• [About this task]: Each line from the one containing "Convert this screenshot" through the last line of the records is to be repeated exactly, with all pictures left out.

• [Excerpted data]:
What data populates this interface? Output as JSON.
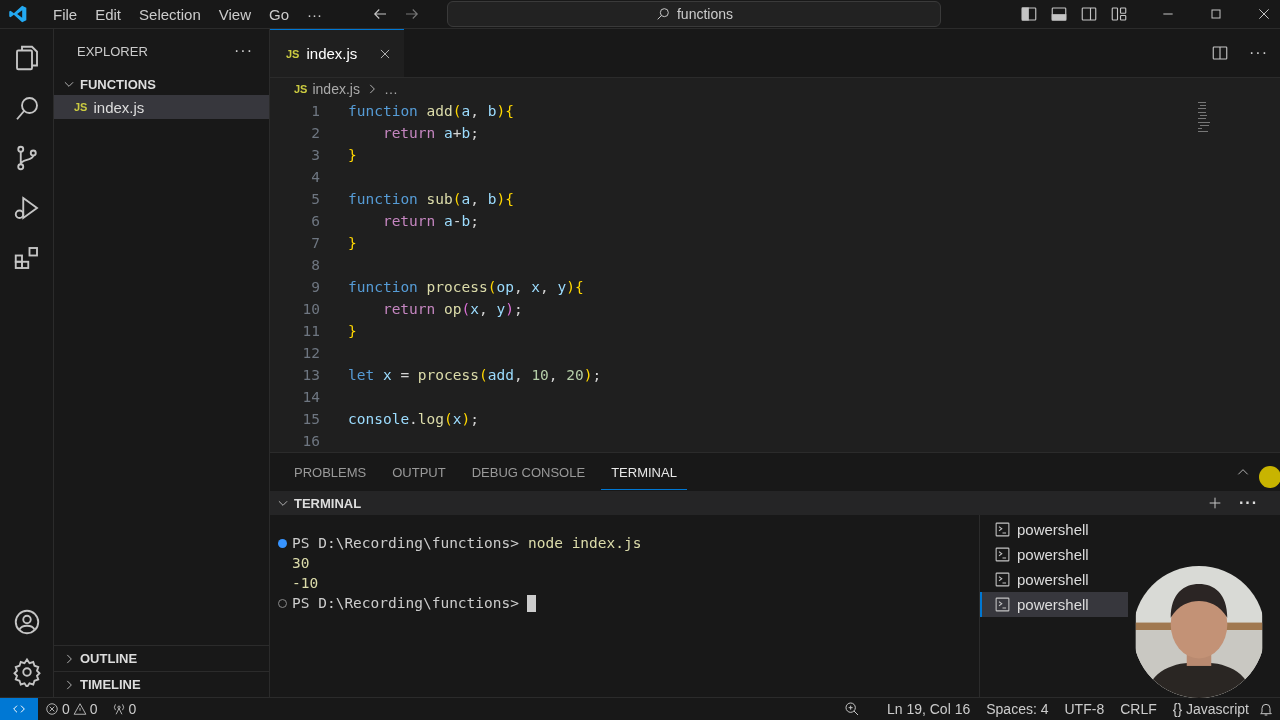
{
  "menu": [
    "File",
    "Edit",
    "Selection",
    "View",
    "Go",
    "···"
  ],
  "search": {
    "value": "functions"
  },
  "sidebar": {
    "title": "EXPLORER",
    "more": "···",
    "folder": {
      "label": "FUNCTIONS",
      "expanded": true,
      "children": [
        {
          "badge": "JS",
          "label": "index.js",
          "selected": true
        }
      ]
    },
    "sections": [
      {
        "label": "OUTLINE",
        "expanded": false
      },
      {
        "label": "TIMELINE",
        "expanded": false
      }
    ]
  },
  "tabs": [
    {
      "badge": "JS",
      "label": "index.js",
      "selected": true
    }
  ],
  "editor_more": "···",
  "breadcrumb": {
    "badge": "JS",
    "file": "index.js",
    "rest": "…"
  },
  "code": [
    {
      "number": "1",
      "indented": false,
      "tokens": [
        {
          "kind": "keyword",
          "t": "function "
        },
        {
          "kind": "fn",
          "t": "add"
        },
        {
          "kind": "paren",
          "t": "("
        },
        {
          "kind": "param",
          "t": "a"
        },
        {
          "kind": "plain",
          "t": ", "
        },
        {
          "kind": "param",
          "t": "b"
        },
        {
          "kind": "paren",
          "t": ")"
        },
        {
          "kind": "brace",
          "t": "{"
        }
      ]
    },
    {
      "number": "2",
      "indented": true,
      "tokens": [
        {
          "kind": "control",
          "t": "return "
        },
        {
          "kind": "param",
          "t": "a"
        },
        {
          "kind": "plain",
          "t": "+"
        },
        {
          "kind": "param",
          "t": "b"
        },
        {
          "kind": "plain",
          "t": ";"
        }
      ]
    },
    {
      "number": "3",
      "indented": false,
      "tokens": [
        {
          "kind": "brace",
          "t": "}"
        }
      ]
    },
    {
      "number": "4"
    },
    {
      "number": "5",
      "indented": false,
      "tokens": [
        {
          "kind": "keyword",
          "t": "function "
        },
        {
          "kind": "fn",
          "t": "sub"
        },
        {
          "kind": "paren",
          "t": "("
        },
        {
          "kind": "param",
          "t": "a"
        },
        {
          "kind": "plain",
          "t": ", "
        },
        {
          "kind": "param",
          "t": "b"
        },
        {
          "kind": "paren",
          "t": ")"
        },
        {
          "kind": "brace",
          "t": "{"
        }
      ]
    },
    {
      "number": "6",
      "indented": true,
      "tokens": [
        {
          "kind": "control",
          "t": "return "
        },
        {
          "kind": "param",
          "t": "a"
        },
        {
          "kind": "plain",
          "t": "-"
        },
        {
          "kind": "param",
          "t": "b"
        },
        {
          "kind": "plain",
          "t": ";"
        }
      ]
    },
    {
      "number": "7",
      "indented": false,
      "tokens": [
        {
          "kind": "brace",
          "t": "}"
        }
      ]
    },
    {
      "number": "8"
    },
    {
      "number": "9",
      "indented": false,
      "tokens": [
        {
          "kind": "keyword",
          "t": "function "
        },
        {
          "kind": "fn",
          "t": "process"
        },
        {
          "kind": "paren",
          "t": "("
        },
        {
          "kind": "param",
          "t": "op"
        },
        {
          "kind": "plain",
          "t": ", "
        },
        {
          "kind": "param",
          "t": "x"
        },
        {
          "kind": "plain",
          "t": ", "
        },
        {
          "kind": "param",
          "t": "y"
        },
        {
          "kind": "paren",
          "t": ")"
        },
        {
          "kind": "brace",
          "t": "{"
        }
      ]
    },
    {
      "number": "10",
      "indented": true,
      "tokens": [
        {
          "kind": "control",
          "t": "return "
        },
        {
          "kind": "fn",
          "t": "op"
        },
        {
          "kind": "paren2",
          "t": "("
        },
        {
          "kind": "param",
          "t": "x"
        },
        {
          "kind": "plain",
          "t": ", "
        },
        {
          "kind": "param",
          "t": "y"
        },
        {
          "kind": "paren2",
          "t": ")"
        },
        {
          "kind": "plain",
          "t": ";"
        }
      ]
    },
    {
      "number": "11",
      "indented": false,
      "tokens": [
        {
          "kind": "brace",
          "t": "}"
        }
      ]
    },
    {
      "number": "12"
    },
    {
      "number": "13",
      "indented": false,
      "tokens": [
        {
          "kind": "keyword",
          "t": "let "
        },
        {
          "kind": "param",
          "t": "x"
        },
        {
          "kind": "plain",
          "t": " = "
        },
        {
          "kind": "fn",
          "t": "process"
        },
        {
          "kind": "paren",
          "t": "("
        },
        {
          "kind": "param",
          "t": "add"
        },
        {
          "kind": "plain",
          "t": ", "
        },
        {
          "kind": "number",
          "t": "10"
        },
        {
          "kind": "plain",
          "t": ", "
        },
        {
          "kind": "number",
          "t": "20"
        },
        {
          "kind": "paren",
          "t": ")"
        },
        {
          "kind": "plain",
          "t": ";"
        }
      ]
    },
    {
      "number": "14"
    },
    {
      "number": "15",
      "indented": false,
      "tokens": [
        {
          "kind": "param",
          "t": "console"
        },
        {
          "kind": "plain",
          "t": "."
        },
        {
          "kind": "fn",
          "t": "log"
        },
        {
          "kind": "paren",
          "t": "("
        },
        {
          "kind": "param",
          "t": "x"
        },
        {
          "kind": "paren",
          "t": ")"
        },
        {
          "kind": "plain",
          "t": ";"
        }
      ]
    },
    {
      "number": "16"
    }
  ],
  "panel_tabs": [
    {
      "label": "PROBLEMS",
      "selected": false
    },
    {
      "label": "OUTPUT",
      "selected": false
    },
    {
      "label": "DEBUG CONSOLE",
      "selected": false
    },
    {
      "label": "TERMINAL",
      "selected": true
    }
  ],
  "terminal": {
    "title": "TERMINAL",
    "expanded": true,
    "more": "···",
    "lines": [
      {
        "kind": "prompt",
        "succeeded": true,
        "prompt": "PS D:\\Recording\\functions>",
        "command": "node index.js"
      },
      {
        "kind": "output",
        "text": "30"
      },
      {
        "kind": "output",
        "text": "-10"
      },
      {
        "kind": "prompt",
        "succeeded": false,
        "prompt": "PS D:\\Recording\\functions>",
        "cursor": true
      }
    ],
    "sessions": [
      {
        "label": "powershell",
        "selected": false
      },
      {
        "label": "powershell",
        "selected": false
      },
      {
        "label": "powershell",
        "selected": false
      },
      {
        "label": "powershell",
        "selected": true
      }
    ]
  },
  "status_bar": {
    "errors": "0",
    "warnings": "0",
    "ports": "0",
    "right": [
      "Ln 19, Col 16",
      "Spaces: 4",
      "UTF-8",
      "CRLF"
    ],
    "language": "{} Javascript"
  },
  "webcam": {
    "kind": "picture"
  }
}
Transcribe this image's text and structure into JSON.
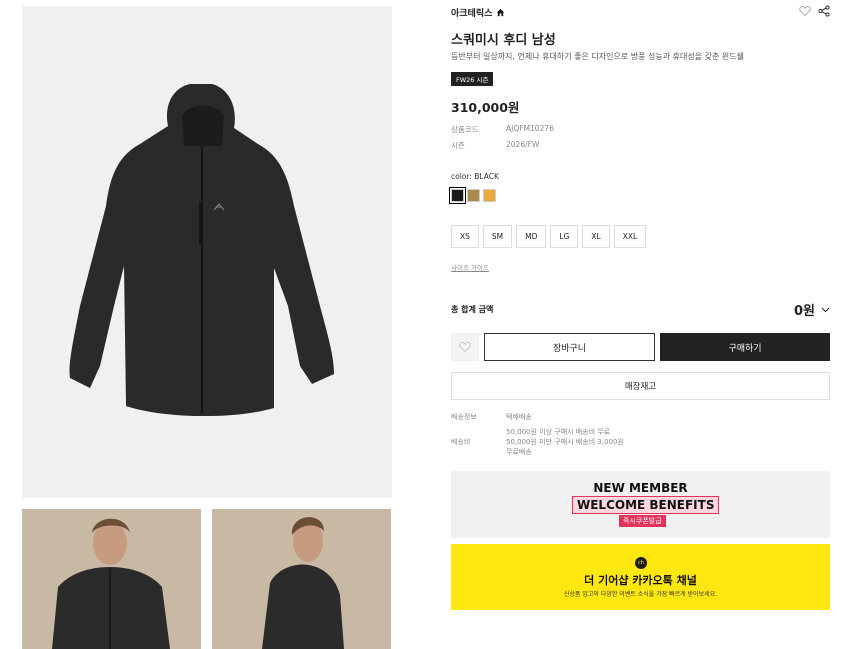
{
  "brand": {
    "name": "아크테릭스"
  },
  "product": {
    "title": "스쿼미시 후디 남성",
    "description": "등반부터 일상까지, 언제나 휴대하기 좋은 디자인으로 방풍 성능과 휴대성을 갖춘 윈드쉘",
    "season_tag": "FW26 시즌",
    "price": "310,000원",
    "meta": [
      {
        "key": "상품코드",
        "value": "AJQFM10276"
      },
      {
        "key": "시즌",
        "value": "2026/FW"
      }
    ],
    "color_label": "color: BLACK",
    "swatches": [
      "#1a1a1a",
      "#a88a4a",
      "#e8a93a"
    ],
    "sizes": [
      "XS",
      "SM",
      "MD",
      "LG",
      "XL",
      "XXL"
    ],
    "size_guide": "사이즈 가이드"
  },
  "total": {
    "label": "총 합계 금액",
    "value": "0원"
  },
  "actions": {
    "cart": "장바구니",
    "buy": "구매하기",
    "stock": "매장재고"
  },
  "shipping": {
    "info_key": "배송정보",
    "info_value": "택배배송",
    "fee_key": "배송비",
    "fee_lines": [
      "50,000원 이상 구매시 배송비 무료",
      "50,000원 미만 구매시 배송비 3,000원",
      "무료배송"
    ]
  },
  "banner_member": {
    "line1": "NEW MEMBER",
    "line2": "WELCOME BENEFITS",
    "line3": "즉시쿠폰발급"
  },
  "banner_kakao": {
    "badge": "ch",
    "title": "더 기어샵 카카오톡 채널",
    "subtitle": "신상품 입고와 다양한 이벤트 소식을 가장 빠르게 받아보세요."
  },
  "colors": {
    "accent_dark": "#222222",
    "kakao_yellow": "#ffe812",
    "promo_pink": "#e4335a"
  }
}
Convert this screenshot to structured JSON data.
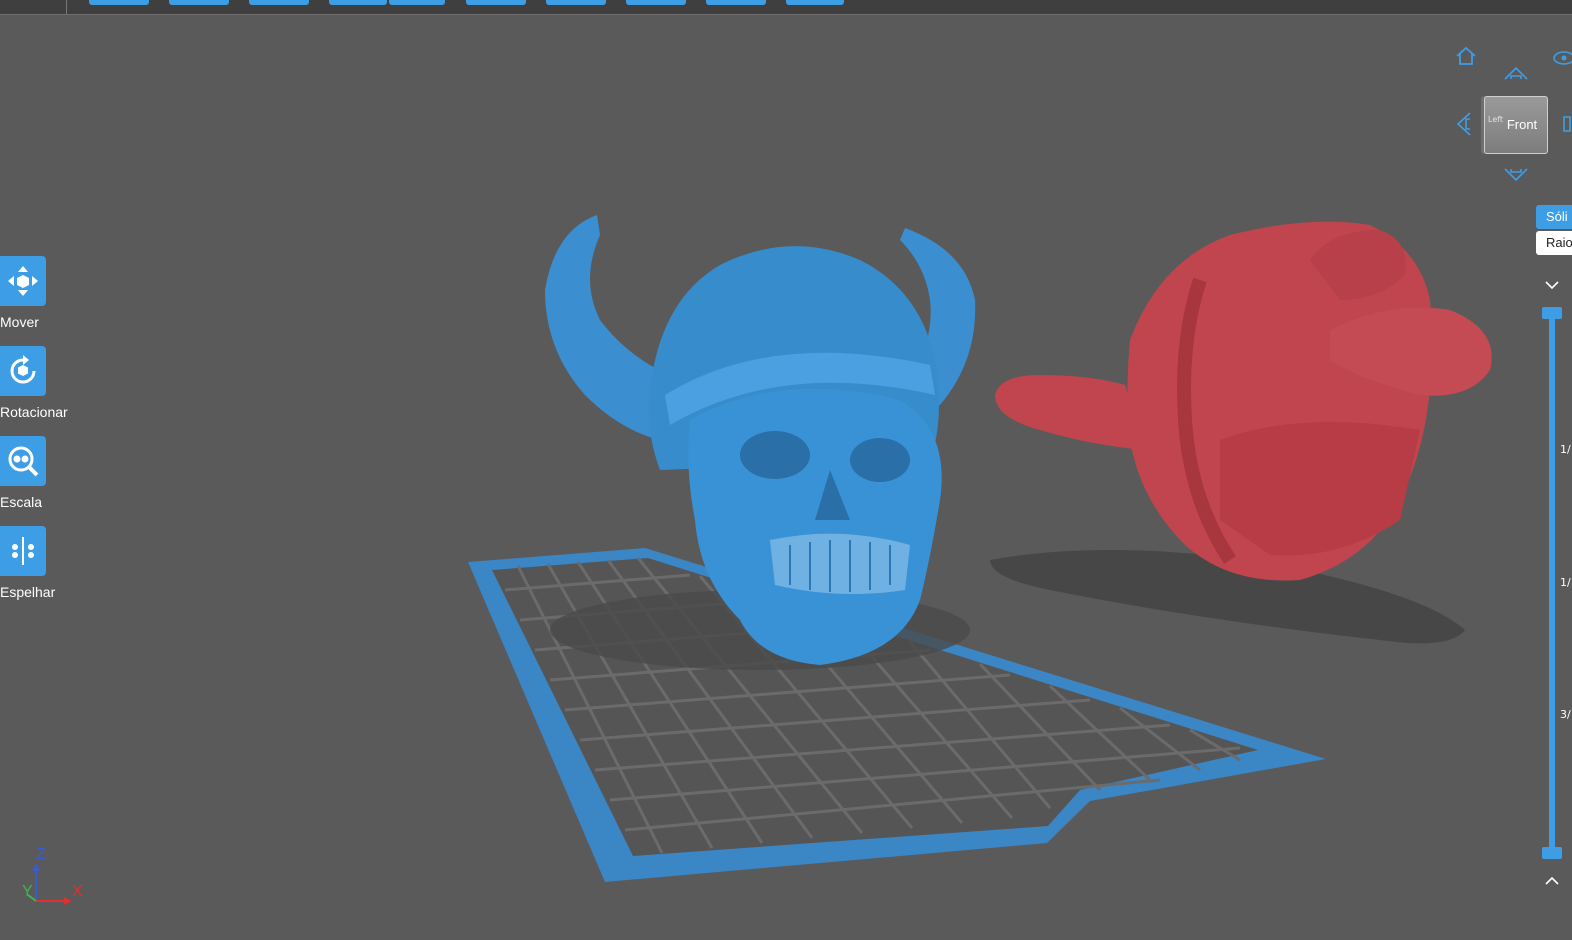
{
  "toolbar": {
    "buttons": [
      "",
      "",
      "",
      "",
      "",
      "",
      "",
      "",
      "",
      ""
    ]
  },
  "left_tools": {
    "move": {
      "label": "Mover",
      "icon": "move-icon"
    },
    "rotate": {
      "label": "Rotacionar",
      "icon": "rotate-icon"
    },
    "scale": {
      "label": "Escala",
      "icon": "scale-icon"
    },
    "mirror": {
      "label": "Espelhar",
      "icon": "mirror-icon"
    }
  },
  "view_cube": {
    "face_label": "Front",
    "side_label": "Left",
    "icons": [
      "home-icon",
      "eye-icon",
      "arrow-up-icon",
      "arrow-left-icon",
      "arrow-right-icon",
      "arrow-down-icon"
    ]
  },
  "render_modes": {
    "solid": "Sóli",
    "xray": "Raio"
  },
  "layer_slider": {
    "ticks": [
      "1/",
      "1/",
      "3/"
    ],
    "expand_icon": "chevron-down-icon",
    "collapse_icon": "chevron-up-icon"
  },
  "axes": {
    "z": "Z",
    "y": "Y",
    "x": "X"
  },
  "colors": {
    "accent": "#3d9ee6",
    "background": "#5a5a5a",
    "model_selected": "#3b8fd0",
    "model_other": "#c1454e",
    "axis_x": "#e03030",
    "axis_y": "#3db84a",
    "axis_z": "#3a5ccc"
  }
}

• [Written reply]:
Convert this screenshot to structured JSON data.
{
  "toolbar": {
    "buttons": [
      "",
      "",
      "",
      "",
      "",
      "",
      "",
      "",
      "",
      ""
    ]
  },
  "left_tools": {
    "move": {
      "label": "Mover",
      "icon": "move-icon"
    },
    "rotate": {
      "label": "Rotacionar",
      "icon": "rotate-icon"
    },
    "scale": {
      "label": "Escala",
      "icon": "scale-icon"
    },
    "mirror": {
      "label": "Espelhar",
      "icon": "mirror-icon"
    }
  },
  "view_cube": {
    "face_label": "Front",
    "side_label": "Left",
    "icons": [
      "home-icon",
      "eye-icon",
      "arrow-up-icon",
      "arrow-left-icon",
      "arrow-right-icon",
      "arrow-down-icon"
    ]
  },
  "render_modes": {
    "solid": "Sóli",
    "xray": "Raio"
  },
  "layer_slider": {
    "ticks": [
      "1/",
      "1/",
      "3/"
    ],
    "expand_icon": "chevron-down-icon",
    "collapse_icon": "chevron-up-icon"
  },
  "axes": {
    "z": "Z",
    "y": "Y",
    "x": "X"
  },
  "colors": {
    "accent": "#3d9ee6",
    "background": "#5a5a5a",
    "model_selected": "#3b8fd0",
    "model_other": "#c1454e",
    "axis_x": "#e03030",
    "axis_y": "#3db84a",
    "axis_z": "#3a5ccc"
  }
}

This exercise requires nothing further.